MAHOPAC, N.Y. - The Town Board passed a resolution last week that will pave the way for it to receive two state grants totaling $350,000 that will be used to complete some major renovations at two town parks.
The State and Municipal Facilities Program (SAM) grants will be used to perform a complete overhaul of the facilities at Airport Park and to renovate tennis and basketball courts at Sycamore Park.
The resolution passed by the board directs town comptroller Mary Ann Maxwell to write a letter to state officials committing the town to pay for the balance of the projects that are not covered by the grants.
“We have the grants, but [the state] wants to make sure we can complete the projects, so we had to give the estimates and promise the town will pay for [the balance of the projects],” said Jim Gilchrist, director of the Recreation and Parks Department. “It could take another six months before the grants are officially approved.”
The Sycamore Park project will see two tennis courts refurbished and the remaining two converted into basketball courts.

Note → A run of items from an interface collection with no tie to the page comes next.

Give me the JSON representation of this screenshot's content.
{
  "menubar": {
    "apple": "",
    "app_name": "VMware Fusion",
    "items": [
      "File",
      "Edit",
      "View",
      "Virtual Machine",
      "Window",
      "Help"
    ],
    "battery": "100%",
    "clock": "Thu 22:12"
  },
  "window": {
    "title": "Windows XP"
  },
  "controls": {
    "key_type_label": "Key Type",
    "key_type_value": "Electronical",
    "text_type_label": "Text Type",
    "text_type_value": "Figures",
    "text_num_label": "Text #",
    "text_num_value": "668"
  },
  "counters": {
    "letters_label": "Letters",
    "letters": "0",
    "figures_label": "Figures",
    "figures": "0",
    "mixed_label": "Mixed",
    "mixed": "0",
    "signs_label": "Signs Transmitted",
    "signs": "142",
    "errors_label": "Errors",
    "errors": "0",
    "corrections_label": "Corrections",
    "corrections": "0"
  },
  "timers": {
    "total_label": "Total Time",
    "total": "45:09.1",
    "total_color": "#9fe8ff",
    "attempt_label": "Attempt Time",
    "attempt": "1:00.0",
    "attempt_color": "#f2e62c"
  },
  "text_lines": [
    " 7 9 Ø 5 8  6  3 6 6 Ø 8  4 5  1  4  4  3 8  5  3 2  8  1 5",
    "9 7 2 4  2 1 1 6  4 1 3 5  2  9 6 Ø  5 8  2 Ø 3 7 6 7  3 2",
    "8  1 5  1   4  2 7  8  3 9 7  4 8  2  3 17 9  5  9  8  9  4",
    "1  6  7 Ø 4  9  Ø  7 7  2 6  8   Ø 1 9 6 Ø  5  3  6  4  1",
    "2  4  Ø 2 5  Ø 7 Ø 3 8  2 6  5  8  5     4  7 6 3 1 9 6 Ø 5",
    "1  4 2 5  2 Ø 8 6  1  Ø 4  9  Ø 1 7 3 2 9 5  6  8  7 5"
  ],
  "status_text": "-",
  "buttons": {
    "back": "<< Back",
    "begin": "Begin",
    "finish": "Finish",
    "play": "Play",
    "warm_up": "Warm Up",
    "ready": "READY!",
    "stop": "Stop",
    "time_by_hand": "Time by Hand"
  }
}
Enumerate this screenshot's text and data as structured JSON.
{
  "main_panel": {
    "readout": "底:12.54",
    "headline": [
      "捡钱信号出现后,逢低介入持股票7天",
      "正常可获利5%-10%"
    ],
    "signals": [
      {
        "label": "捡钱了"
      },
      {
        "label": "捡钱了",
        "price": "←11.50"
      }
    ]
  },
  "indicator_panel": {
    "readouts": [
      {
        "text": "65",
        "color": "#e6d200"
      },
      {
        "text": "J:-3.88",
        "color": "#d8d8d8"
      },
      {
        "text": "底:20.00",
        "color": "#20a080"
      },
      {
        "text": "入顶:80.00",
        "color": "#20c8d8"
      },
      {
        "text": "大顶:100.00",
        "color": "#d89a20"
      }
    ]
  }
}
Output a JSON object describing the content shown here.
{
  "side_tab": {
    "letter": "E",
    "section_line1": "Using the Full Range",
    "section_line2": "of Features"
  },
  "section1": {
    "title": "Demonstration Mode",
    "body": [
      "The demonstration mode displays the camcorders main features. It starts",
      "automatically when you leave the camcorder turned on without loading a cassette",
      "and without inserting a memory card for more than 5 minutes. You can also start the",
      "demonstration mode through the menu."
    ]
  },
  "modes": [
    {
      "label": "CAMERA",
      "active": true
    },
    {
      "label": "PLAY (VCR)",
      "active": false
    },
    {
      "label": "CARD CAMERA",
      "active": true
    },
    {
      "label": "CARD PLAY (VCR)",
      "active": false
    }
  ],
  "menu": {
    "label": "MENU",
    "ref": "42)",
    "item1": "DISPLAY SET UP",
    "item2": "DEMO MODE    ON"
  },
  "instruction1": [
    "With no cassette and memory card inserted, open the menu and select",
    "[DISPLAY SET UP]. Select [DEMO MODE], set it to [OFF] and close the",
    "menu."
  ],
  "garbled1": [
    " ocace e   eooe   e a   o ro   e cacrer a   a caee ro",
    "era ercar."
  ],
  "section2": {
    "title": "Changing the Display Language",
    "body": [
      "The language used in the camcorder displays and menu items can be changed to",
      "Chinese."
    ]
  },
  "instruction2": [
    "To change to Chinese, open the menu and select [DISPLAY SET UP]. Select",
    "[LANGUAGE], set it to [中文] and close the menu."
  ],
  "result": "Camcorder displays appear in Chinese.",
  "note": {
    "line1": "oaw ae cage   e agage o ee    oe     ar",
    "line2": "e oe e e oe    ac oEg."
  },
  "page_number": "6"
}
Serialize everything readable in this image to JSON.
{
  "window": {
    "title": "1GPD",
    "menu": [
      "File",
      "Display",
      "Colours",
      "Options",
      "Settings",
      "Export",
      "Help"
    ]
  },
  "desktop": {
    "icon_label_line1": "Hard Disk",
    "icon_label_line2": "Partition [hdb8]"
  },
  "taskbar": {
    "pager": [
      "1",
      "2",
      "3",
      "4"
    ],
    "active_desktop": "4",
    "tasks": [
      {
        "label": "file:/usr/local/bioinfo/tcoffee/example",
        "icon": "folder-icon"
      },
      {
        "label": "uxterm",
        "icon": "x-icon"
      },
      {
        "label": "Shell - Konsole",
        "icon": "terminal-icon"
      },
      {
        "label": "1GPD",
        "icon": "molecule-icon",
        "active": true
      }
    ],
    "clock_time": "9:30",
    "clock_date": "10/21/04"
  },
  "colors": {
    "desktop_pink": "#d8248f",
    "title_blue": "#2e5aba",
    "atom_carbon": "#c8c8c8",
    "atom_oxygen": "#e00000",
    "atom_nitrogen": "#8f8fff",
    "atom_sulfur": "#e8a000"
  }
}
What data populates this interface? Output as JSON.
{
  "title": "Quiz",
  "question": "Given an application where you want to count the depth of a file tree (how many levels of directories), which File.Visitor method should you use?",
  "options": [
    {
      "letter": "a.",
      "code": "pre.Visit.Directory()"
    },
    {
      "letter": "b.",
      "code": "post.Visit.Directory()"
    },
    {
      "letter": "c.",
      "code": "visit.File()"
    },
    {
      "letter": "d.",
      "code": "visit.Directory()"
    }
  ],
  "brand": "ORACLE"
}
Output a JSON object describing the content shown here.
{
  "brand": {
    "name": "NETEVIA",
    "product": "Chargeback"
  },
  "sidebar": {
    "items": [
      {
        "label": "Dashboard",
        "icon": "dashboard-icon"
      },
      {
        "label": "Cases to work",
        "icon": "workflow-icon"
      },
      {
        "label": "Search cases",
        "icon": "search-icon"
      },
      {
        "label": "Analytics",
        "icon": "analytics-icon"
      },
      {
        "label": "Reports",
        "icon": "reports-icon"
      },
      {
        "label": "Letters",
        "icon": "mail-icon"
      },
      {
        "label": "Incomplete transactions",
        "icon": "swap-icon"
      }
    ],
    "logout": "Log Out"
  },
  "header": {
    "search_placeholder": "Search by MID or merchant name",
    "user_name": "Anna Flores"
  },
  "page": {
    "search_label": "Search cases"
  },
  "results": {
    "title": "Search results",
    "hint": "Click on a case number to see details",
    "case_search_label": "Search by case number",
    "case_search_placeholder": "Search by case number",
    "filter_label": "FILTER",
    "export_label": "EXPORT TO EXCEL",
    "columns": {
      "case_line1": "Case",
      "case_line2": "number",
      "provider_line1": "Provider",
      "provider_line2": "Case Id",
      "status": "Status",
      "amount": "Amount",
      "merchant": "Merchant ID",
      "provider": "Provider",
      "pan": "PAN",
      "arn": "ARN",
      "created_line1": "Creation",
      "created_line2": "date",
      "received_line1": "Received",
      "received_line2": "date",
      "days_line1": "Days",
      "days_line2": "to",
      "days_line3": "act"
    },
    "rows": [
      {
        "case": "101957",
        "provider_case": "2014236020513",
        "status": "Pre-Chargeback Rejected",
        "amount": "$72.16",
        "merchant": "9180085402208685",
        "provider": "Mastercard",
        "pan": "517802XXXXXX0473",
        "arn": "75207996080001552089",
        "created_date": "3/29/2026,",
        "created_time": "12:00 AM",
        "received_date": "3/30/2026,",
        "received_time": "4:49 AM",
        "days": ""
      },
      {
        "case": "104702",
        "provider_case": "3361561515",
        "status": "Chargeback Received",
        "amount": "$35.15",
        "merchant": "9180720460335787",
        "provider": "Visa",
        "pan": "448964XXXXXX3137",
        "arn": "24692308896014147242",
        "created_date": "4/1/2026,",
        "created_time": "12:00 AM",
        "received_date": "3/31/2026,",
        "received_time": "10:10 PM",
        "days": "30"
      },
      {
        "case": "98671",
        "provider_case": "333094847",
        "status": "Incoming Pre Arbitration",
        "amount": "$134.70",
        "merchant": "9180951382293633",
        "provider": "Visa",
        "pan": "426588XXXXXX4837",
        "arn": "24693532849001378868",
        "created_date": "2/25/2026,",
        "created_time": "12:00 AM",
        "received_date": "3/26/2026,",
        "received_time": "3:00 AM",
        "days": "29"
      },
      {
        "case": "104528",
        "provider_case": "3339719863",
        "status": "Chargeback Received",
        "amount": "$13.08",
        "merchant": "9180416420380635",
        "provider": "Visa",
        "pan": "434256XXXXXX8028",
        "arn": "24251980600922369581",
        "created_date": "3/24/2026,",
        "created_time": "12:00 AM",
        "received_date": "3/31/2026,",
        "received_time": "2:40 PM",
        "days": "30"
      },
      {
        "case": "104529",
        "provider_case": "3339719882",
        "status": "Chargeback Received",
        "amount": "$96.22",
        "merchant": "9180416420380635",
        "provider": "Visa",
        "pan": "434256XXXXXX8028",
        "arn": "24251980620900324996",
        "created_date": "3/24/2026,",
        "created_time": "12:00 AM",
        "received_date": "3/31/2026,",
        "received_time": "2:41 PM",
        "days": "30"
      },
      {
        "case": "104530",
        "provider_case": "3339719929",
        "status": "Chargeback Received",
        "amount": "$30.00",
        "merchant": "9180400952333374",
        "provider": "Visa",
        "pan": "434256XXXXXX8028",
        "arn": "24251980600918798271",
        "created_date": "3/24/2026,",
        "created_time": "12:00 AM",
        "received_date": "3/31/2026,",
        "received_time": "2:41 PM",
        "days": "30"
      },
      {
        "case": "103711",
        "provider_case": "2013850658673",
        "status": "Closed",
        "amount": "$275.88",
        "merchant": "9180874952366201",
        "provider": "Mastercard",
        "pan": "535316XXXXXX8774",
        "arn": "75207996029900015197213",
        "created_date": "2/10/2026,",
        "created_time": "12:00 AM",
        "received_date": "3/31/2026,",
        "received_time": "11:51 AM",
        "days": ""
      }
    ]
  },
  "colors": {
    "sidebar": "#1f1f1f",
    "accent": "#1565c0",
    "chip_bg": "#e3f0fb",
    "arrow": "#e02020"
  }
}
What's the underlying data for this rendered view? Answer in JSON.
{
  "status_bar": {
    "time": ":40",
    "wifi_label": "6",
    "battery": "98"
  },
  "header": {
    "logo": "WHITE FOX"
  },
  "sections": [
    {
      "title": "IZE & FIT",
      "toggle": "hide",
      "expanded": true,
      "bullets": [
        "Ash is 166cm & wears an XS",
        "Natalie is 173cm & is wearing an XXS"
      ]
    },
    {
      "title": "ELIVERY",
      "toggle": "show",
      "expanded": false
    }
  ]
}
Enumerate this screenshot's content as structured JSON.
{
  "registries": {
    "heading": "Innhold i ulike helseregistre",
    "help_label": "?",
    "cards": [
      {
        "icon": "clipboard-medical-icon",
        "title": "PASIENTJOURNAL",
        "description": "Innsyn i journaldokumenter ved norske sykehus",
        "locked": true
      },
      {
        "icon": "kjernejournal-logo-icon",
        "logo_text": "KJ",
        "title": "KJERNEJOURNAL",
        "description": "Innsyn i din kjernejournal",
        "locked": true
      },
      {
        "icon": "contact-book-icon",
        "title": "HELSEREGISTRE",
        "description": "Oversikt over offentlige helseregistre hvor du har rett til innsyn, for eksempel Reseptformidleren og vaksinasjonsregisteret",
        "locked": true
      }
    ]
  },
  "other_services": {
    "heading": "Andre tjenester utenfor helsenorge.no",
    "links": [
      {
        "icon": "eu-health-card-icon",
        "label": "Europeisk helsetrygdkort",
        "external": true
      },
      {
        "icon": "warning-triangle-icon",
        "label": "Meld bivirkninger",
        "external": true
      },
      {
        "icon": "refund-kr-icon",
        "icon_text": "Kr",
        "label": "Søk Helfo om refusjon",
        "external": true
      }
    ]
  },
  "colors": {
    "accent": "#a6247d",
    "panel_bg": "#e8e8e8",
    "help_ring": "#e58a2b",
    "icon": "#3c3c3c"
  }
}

The cost of that project is estimated at $129,151. The town will receive a $100,000 SAM grant to pay for most of it and will be responsible for the balance.
The project involves demolishing and moving the material from the old tennis courts, building a timber retaining wall and chain-link fence, putting down an asphalt top course and binder course, installing basketball hoop and nets, applying a color-resilient surface treatment and adding the stripping.
Gilchrist said the town already has two basketball courts at Sycamore Park, but they are located where the proposed community center will be built, so they needed to be relocated.
“[The tennis court area] was the most logical spot to put them,” he said.
The project at Airport Park is the more ambitious of the two and is part of the town’s parks and recreation Master Plan.
The property at Airport Park is under lease from Putnam County and features three soccer fields. It was formerly a small airfield with gravel-road access. The eastern portion of the site was once a working farm and is now overgrown with brush. As per the Master Plan, when completed the revitalized park will be equipped with five multipurpose fields, a playground, a picnic area, an athletic support building, grandstands and gravel parking lot.
“It will be a facility, I can tell you, that will be used quite extensively,” Supervisor Ken Schmitt said earlier this year when the project was under state environmental quality review (SEQR). “There will be a lot of games that will be played there. It’s a community park. Discussions [on the project] will continue and the community will be involved as part of the process and will be made aware of where the funding is coming from.”
The estimated cost of phase one of the Airport Park project is $619,845. The SAM grant is for $250,000, leaving the town responsible for the $369,845 balance.
Gilchrist said phase one is the biggest phase of the project and will include things such as the construction of a parking lot, road improvements, earth work and grading.
“There will be other phases for things like installing fences, building the playground and things like that,” he said.
Gilchrist said that while the plan currently calls for five open fields, a sixth may be eventually added.
“We call them open fields; they are for sports like soccer and lacrosse,” he said. “They are not baseball fields with a diamond and fences.”
Gilchrist added that once the state receives the letter from Maxwell regarding this first round of grants, the application will be sent for the final review.
“We had to do the same thing at Carmada Park for a building we built and the dugouts we installed,” he explained. “It’s the same process: to show we have funds to complete the project.”
Councilman John Lupinacci said the town doesn’t have to explain right now where it will find the remaining money, it just has to promise that it will.
“The town is committed to the overall cost of the projects minus the grants,” he said.
Gilchrist said the town will likely seek out other grants to help pay off the balance of the two projects.
“We will look for the money from somewhere,” he said.
Lupinacci said the Airport Park project is still a way down the road, but noted it was important to get the funding lined up now.
“Hopefully we can start it in a year or two, but this [grant] is the initial get-up-and-go regarding the funding,” he said.
Councilman Jonathan Schneider summed up the situation.
“We have two projects totaling a cost of about three-quarters of a million dollars, with the most out-of-pocket [costs] for the town of Carmel at $400,000,” he said. “The worst-case scenario is if we can’t find any other money, it will cost the town around $400,000 to have two of our parks greatly improved.”